LANDER — Hundreds of citizens in this western town have risen up in protest because they believe their leaders have chosen the wrong path regulating growth.
As in cities and towns across Wyoming, Lander residents are choosing up sides when it comes to zoning changes proposed for their communities.
Lander’s newest plans would allow smaller dwellings and more people packed onto the same amount of space than the rules currently in place.
City officials all over the Cowboy State are struggling with efforts to balance the need for affordable housing against protecting the highly-prized unique attributes of their individual communities.
In a nutshell, the Lander plan would involve allowing many new types of housing in different zones of the city, which opponents believe would clog parking and reduce property values.
More than 200 people crowded into the Lander Community Center on a recent night to protest the proposed changes. By virtue of the applause, it appeared the vast majority of those in attendance were not in favor of the city’s proposal.
So, why make the changes?
The reasoning behind the new plan, according to a release from the city, is based on four conclusions from a survey. Those conclusions are: “Young adults struggle to have income for housing, so leave Lander; couples with ‘grown and flown’ children want smaller homes on smaller lots; businesses can’t attract desired workforce due to housing costs; and aging parents want to live independently, yet close by for assistance when needed.”

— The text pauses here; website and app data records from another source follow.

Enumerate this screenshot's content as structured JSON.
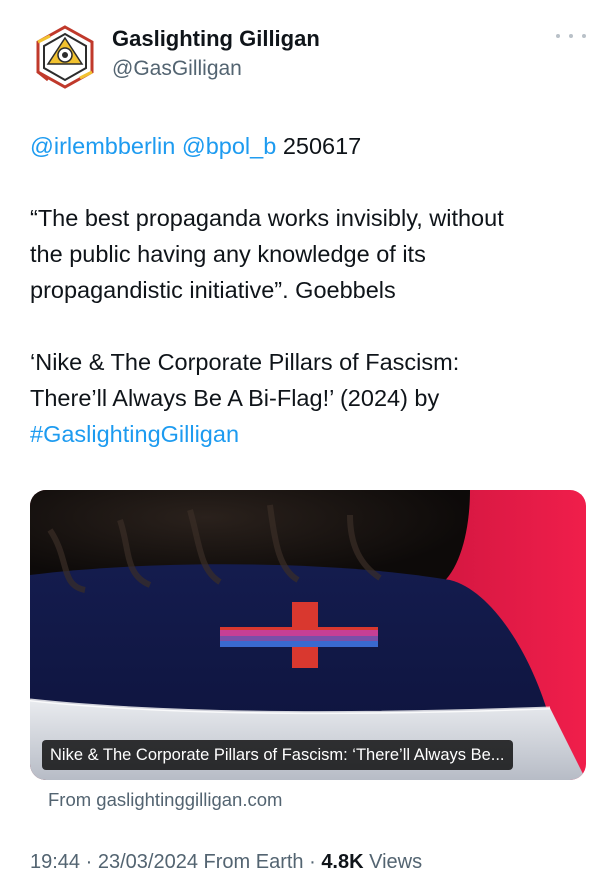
{
  "author": {
    "display_name": "Gaslighting Gilligan",
    "handle": "@GasGilligan",
    "avatar_icon": "geometric-emblem-icon"
  },
  "more_icon": "more-dots-icon",
  "tweet": {
    "mention_1": "@irlembberlin",
    "mention_2": "@bpol_b",
    "ref_number": "250617",
    "quote_line_1": "“The best propaganda works invisibly, without",
    "quote_line_2": "the public having any knowledge of its",
    "quote_line_3": "propagandistic initiative”. Goebbels",
    "title_line_1": "‘Nike & The Corporate Pillars of Fascism:",
    "title_line_2": "There’ll Always Be A Bi-Flag!’ (2024) by",
    "hashtag": "#GaslightingGilligan"
  },
  "link_card": {
    "caption": "Nike & The Corporate Pillars of Fascism: ‘There’ll Always Be...",
    "source": "From gaslightinggilligan.com"
  },
  "meta": {
    "time": "19:44",
    "separator_1": " · ",
    "date": "23/03/2024",
    "location": " From Earth",
    "separator_2": " · ",
    "views_count": "4.8K",
    "views_label": " Views"
  },
  "colors": {
    "link": "#1d9bf0",
    "secondary_text": "#536471",
    "primary_text": "#0f1419"
  }
}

Judy Legerski is one of the community leaders opposed to the changes. She says: “Lander is, and has been for many years, a great place to live. Our trees, yards, and neighborhoods are the envy of other Wyoming communities.”
Legerski, with the help of others, found 500 Lander citizens willing to sign their names to an ad asking the city council to drop the plan or table it.
Lander native Joe Kenney, who owns the local radio stations, aired an editorial opposed to the city’s proposals. He said:
“The citizens of Lander need to realize what these new rules will do to the character of our community. If you live anywhere, but in the R-1 Zone, your neighbor could turn their single-family property into a multi-family property by turning their basement into an apartment, their garage into an apartment, and adding what is called an ADU in their backyard. An ADU is an Accessory Dwelling Unit. You could have four families next to you instead of one,” he said.
He continued: “Or, if there’s a good-sized lot in your neighborhood, something called a Cottage Cluster could spring up with as many as 16 small cottages, all clustered together ten feet apart. And these are just a couple of examples of what is in this 110-page document. They (the city) have already admitted that the survey they are basing these drastic changes on was flawed and unscientific, and have refused an offer for a scientific study to be done and paid for by private parties.”
Kenney wrapped up his editorial with: “This is not an emergency. The City Council should table this unpopular ordinance until it can be adequately discussed in public with as many people in attendance as possible.”
Legerski echoed Kenney’s sentiments by saying: “The citizens of Lander love and respect their community as it is. They are obviously not ready for massive changes in its culture. We are fortunate to live with people who care about their lifestyle.”
Several people at the meeting brought up the fact that Lander receives more than 100 inches of snow each winter. Icy and snow-packed streets would exacerbate parking issues with additional vehicles on the streets under the new plan, they reminded the city officials.
Like so many cities and towns in Wyoming right now, prices for homes have skyrocketed. One Cody realtor said it was the best year he had ever seen.
As prices go up, the opportunities for young people or under-employed people to purchase their own homes is diminishing. Thus, the trend for alternatives. In Lander’s case, it involves a number of options including increasing rental possibilities, opening up opportunities for tiny homes, and clusters of small housing units.
Lander is not alone in these struggles. But it may be at the forefront since it received a federal grant to explore such possibilities last year.
From one end of Wyoming to the other, new forms of housing are being developed. This can be an opportunity for first time home buyers and the under-employed, but they can be a headache for local zoning boards.